Recognizing ADHD

Attention-Deficit/Hyperactivity Disorder (ADHD) is a diagnosis that is often misunderstood and improperly diagnosed. ADHD is characterized by symptoms of inattention, hyperactivity, or both. Below are examples of each:

Inattention Hyperactivity
Fails to give close attention to detail Fidgets with or taps hands or feet
Makes careless mistakes Squirms in seat
Does not seem to listen when spoke to directly Runs about or climbs in situations where this is not appropriate
Does not follow through on instructions and fails to finish tasks Unable to play or engage in leisure activities quietly
Has difficulty organizing tasks and activities Often “on the go”; may appear restless
Avoids or dislikes tasks that require sustained mental effort Talks excessively
Loses necessary items Blurts out an answer before a question has been completed
Easily distracted by extraneous stimuli Has difficulty waiting his or her turn
Forgetful in daily activities Interrupts or intrudes on others

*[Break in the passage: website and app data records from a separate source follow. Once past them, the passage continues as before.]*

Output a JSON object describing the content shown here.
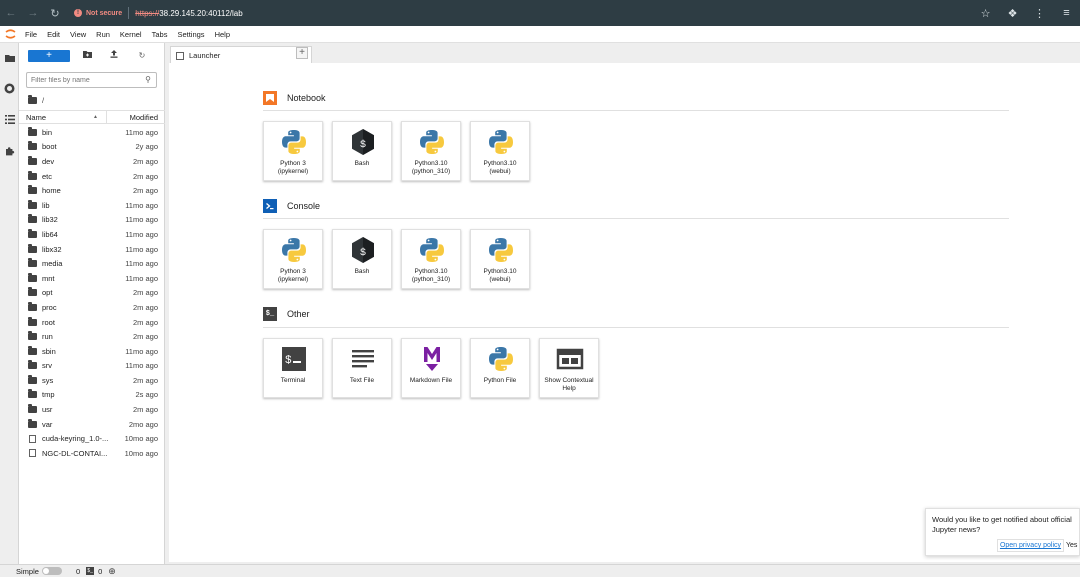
{
  "browser": {
    "security_label": "Not secure",
    "url_scheme": "https://",
    "url_rest": "38.29.145.20:40112/lab"
  },
  "menubar": {
    "items": [
      "File",
      "Edit",
      "View",
      "Run",
      "Kernel",
      "Tabs",
      "Settings",
      "Help"
    ]
  },
  "filebrowser": {
    "search_placeholder": "Filter files by name",
    "breadcrumb": "/",
    "col_name": "Name",
    "col_modified": "Modified",
    "rows": [
      {
        "name": "bin",
        "modified": "11mo ago",
        "type": "folder"
      },
      {
        "name": "boot",
        "modified": "2y ago",
        "type": "folder"
      },
      {
        "name": "dev",
        "modified": "2m ago",
        "type": "folder"
      },
      {
        "name": "etc",
        "modified": "2m ago",
        "type": "folder"
      },
      {
        "name": "home",
        "modified": "2m ago",
        "type": "folder"
      },
      {
        "name": "lib",
        "modified": "11mo ago",
        "type": "folder"
      },
      {
        "name": "lib32",
        "modified": "11mo ago",
        "type": "folder"
      },
      {
        "name": "lib64",
        "modified": "11mo ago",
        "type": "folder"
      },
      {
        "name": "libx32",
        "modified": "11mo ago",
        "type": "folder"
      },
      {
        "name": "media",
        "modified": "11mo ago",
        "type": "folder"
      },
      {
        "name": "mnt",
        "modified": "11mo ago",
        "type": "folder"
      },
      {
        "name": "opt",
        "modified": "2m ago",
        "type": "folder"
      },
      {
        "name": "proc",
        "modified": "2m ago",
        "type": "folder"
      },
      {
        "name": "root",
        "modified": "2m ago",
        "type": "folder"
      },
      {
        "name": "run",
        "modified": "2m ago",
        "type": "folder"
      },
      {
        "name": "sbin",
        "modified": "11mo ago",
        "type": "folder"
      },
      {
        "name": "srv",
        "modified": "11mo ago",
        "type": "folder"
      },
      {
        "name": "sys",
        "modified": "2m ago",
        "type": "folder"
      },
      {
        "name": "tmp",
        "modified": "2s ago",
        "type": "folder"
      },
      {
        "name": "usr",
        "modified": "2m ago",
        "type": "folder"
      },
      {
        "name": "var",
        "modified": "2mo ago",
        "type": "folder"
      },
      {
        "name": "cuda-keyring_1.0-...",
        "modified": "10mo ago",
        "type": "file"
      },
      {
        "name": "NGC-DL-CONTAI...",
        "modified": "10mo ago",
        "type": "file"
      }
    ]
  },
  "tabs": [
    {
      "label": "Launcher"
    }
  ],
  "launcher": {
    "notebook": {
      "title": "Notebook",
      "cards": [
        {
          "line1": "Python 3",
          "line2": "(ipykernel)",
          "icon": "python-icon"
        },
        {
          "line1": "Bash",
          "line2": "",
          "icon": "bash-icon"
        },
        {
          "line1": "Python3.10",
          "line2": "(python_310)",
          "icon": "python-icon"
        },
        {
          "line1": "Python3.10",
          "line2": "(webui)",
          "icon": "python-icon"
        }
      ]
    },
    "console": {
      "title": "Console",
      "cards": [
        {
          "line1": "Python 3",
          "line2": "(ipykernel)",
          "icon": "python-icon"
        },
        {
          "line1": "Bash",
          "line2": "",
          "icon": "bash-icon"
        },
        {
          "line1": "Python3.10",
          "line2": "(python_310)",
          "icon": "python-icon"
        },
        {
          "line1": "Python3.10",
          "line2": "(webui)",
          "icon": "python-icon"
        }
      ]
    },
    "other": {
      "title": "Other",
      "cards": [
        {
          "line1": "Terminal",
          "line2": "",
          "icon": "terminal-icon"
        },
        {
          "line1": "Text File",
          "line2": "",
          "icon": "text-file-icon"
        },
        {
          "line1": "Markdown File",
          "line2": "",
          "icon": "markdown-icon"
        },
        {
          "line1": "Python File",
          "line2": "",
          "icon": "python-icon"
        },
        {
          "line1": "Show Contextual",
          "line2": "Help",
          "icon": "contextual-help-icon"
        }
      ]
    }
  },
  "statusbar": {
    "mode_label": "Simple",
    "kernels_count": "0",
    "terminals_count": "0"
  },
  "toast": {
    "message": "Would you like to get notified about official Jupyter news?",
    "privacy_button": "Open privacy policy",
    "yes_button": "Yes"
  },
  "colors": {
    "accent": "#1976d2",
    "notebook_icon": "#f37726",
    "console_icon": "#0f5fb5",
    "other_icon": "#424242",
    "markdown_icon": "#7b1fa2"
  }
}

When most people look at this list, they identify with many of these behaviors. When diagnosing ADHD, it is important to consider if these behaviors happen often and when they started. A person with ADHD does not just get distracted and loses things. Everybody does that. An individual with ADHD shows a consistent pattern of the majority of the symptoms listed above. There are also many other reasons, other than ADHD, that someone would display these types of behaviors and that is why a thorough diagnosis is important before selecting a treatment plan. ADHD is a disorder that starts in childhood and some symptoms must be present prior to age 12.

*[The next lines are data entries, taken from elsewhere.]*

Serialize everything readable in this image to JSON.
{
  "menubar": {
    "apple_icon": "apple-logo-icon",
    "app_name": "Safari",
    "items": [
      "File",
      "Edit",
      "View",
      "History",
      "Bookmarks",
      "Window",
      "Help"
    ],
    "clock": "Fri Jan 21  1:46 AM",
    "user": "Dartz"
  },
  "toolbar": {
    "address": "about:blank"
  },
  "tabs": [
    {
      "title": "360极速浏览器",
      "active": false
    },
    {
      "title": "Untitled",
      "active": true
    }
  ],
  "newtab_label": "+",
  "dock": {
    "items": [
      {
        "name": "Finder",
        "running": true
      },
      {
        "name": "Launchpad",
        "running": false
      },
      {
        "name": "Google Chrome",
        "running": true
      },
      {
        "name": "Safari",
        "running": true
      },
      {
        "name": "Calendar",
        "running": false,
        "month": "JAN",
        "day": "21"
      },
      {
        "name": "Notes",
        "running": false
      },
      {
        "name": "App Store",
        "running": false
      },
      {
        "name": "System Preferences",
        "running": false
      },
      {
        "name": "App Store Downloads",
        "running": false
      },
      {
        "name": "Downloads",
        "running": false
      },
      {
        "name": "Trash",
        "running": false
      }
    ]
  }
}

Symptoms of ADHD may go unnoticed for several reasons. First, particularly for girls, when there is an absence of hyperactivity, symptoms of inattention may fly under the radar because these particular children are not disruptive or demanding of extra attention from teachers and caregivers. Second, many individuals with ADHD have a high IQ and thus may be able to compensate for their ADHD symptoms and not fall below grade level. In fact, many of the adults I meet that are just getting diagnosed tend to be of high IQ and did not start showing academic difficulties until college. Finally, we know that ADHD is genetic. This means that if your biological child has ADHD, the odds are higher that you do too. This may make the problems associated with ADHD less noticeable to you because you remember experiencing similar struggles.

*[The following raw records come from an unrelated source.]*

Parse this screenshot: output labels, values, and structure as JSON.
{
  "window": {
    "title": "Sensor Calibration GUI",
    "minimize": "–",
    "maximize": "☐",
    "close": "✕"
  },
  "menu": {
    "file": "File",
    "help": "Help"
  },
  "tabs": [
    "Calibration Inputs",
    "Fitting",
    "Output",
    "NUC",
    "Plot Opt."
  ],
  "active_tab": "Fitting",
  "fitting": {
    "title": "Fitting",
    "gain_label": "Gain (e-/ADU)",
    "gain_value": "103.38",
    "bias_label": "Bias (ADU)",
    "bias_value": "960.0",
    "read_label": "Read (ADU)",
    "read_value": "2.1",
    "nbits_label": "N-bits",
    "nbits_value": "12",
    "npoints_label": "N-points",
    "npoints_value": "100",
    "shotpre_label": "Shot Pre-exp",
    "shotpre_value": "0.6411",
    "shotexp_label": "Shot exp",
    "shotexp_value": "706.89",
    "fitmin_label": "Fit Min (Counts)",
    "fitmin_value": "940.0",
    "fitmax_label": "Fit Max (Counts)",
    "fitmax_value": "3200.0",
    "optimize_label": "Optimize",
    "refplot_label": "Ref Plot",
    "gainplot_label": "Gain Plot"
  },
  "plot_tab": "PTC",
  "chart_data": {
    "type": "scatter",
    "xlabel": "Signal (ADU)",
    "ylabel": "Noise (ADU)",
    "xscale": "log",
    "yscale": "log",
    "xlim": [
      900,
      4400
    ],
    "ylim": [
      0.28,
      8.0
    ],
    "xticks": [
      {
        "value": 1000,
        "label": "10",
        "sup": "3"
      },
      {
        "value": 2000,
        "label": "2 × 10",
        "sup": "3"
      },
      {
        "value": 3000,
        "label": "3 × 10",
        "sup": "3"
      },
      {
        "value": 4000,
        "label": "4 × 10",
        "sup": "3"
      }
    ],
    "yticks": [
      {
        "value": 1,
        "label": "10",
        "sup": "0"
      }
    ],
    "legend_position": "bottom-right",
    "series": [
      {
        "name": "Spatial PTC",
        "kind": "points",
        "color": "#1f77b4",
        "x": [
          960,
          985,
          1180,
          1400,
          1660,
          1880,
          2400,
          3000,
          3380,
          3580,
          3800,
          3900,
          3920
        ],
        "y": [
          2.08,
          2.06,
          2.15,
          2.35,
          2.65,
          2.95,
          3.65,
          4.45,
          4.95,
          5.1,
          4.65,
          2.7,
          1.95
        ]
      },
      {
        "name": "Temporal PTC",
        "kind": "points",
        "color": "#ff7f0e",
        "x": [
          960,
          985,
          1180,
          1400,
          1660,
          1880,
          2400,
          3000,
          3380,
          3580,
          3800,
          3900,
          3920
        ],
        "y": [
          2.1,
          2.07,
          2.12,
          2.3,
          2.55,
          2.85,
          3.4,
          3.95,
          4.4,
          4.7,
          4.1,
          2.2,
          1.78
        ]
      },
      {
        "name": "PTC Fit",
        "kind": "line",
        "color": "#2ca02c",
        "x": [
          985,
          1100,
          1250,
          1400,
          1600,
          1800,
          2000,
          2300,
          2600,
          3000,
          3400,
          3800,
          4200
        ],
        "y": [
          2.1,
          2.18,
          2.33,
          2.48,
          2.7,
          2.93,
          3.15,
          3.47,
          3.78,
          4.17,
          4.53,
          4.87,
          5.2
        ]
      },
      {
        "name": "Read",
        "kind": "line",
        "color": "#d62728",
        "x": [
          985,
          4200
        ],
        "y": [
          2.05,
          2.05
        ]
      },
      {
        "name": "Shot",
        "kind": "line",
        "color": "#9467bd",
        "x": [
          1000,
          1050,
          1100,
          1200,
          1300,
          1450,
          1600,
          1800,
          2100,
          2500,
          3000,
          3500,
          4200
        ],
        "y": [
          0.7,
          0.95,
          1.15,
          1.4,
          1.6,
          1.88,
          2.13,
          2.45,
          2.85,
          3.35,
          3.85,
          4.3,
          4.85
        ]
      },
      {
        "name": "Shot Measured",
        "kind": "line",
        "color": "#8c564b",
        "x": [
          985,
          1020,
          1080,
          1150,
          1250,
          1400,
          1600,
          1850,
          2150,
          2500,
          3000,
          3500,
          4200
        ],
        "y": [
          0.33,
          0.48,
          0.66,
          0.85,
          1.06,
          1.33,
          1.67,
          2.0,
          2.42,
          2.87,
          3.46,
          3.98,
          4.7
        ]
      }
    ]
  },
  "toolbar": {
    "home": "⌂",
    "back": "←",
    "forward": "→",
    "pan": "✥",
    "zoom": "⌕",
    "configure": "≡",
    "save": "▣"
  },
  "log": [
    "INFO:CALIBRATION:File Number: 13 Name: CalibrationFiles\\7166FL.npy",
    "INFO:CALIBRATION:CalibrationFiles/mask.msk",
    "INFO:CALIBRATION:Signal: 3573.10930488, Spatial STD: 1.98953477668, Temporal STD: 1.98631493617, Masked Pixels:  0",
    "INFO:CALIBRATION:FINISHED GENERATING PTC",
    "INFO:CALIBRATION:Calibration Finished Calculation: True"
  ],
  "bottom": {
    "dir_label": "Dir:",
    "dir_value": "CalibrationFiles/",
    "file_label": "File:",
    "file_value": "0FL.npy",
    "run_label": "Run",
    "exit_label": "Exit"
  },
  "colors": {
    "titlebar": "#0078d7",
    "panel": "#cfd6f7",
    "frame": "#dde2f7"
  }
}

Because many people can identify with some of the symptoms related to ADHD, it is important that a thorough assessment be conducted in order to make the correct diagnosis. In addition to determining the symptoms of ADHD, testing also looks for patterns in IQ and test performance that are often found individuals with ADHD. This type of testing is often required by schools if you are interested in academic accommodations and physicians if you are interested in trying ADHD medication.

There are many effective treatments for ADHD. Medication and behavior therapy are effective and either may be chosen based on the pattern and severity of symptoms. Research has shown that behavior therapy, which for children usually includes a parent training component, is especially effective when combined with medication. It can also be enormously beneficial to look at possible school-based interventions and accommodations to help work with the challenges associated with ADHD.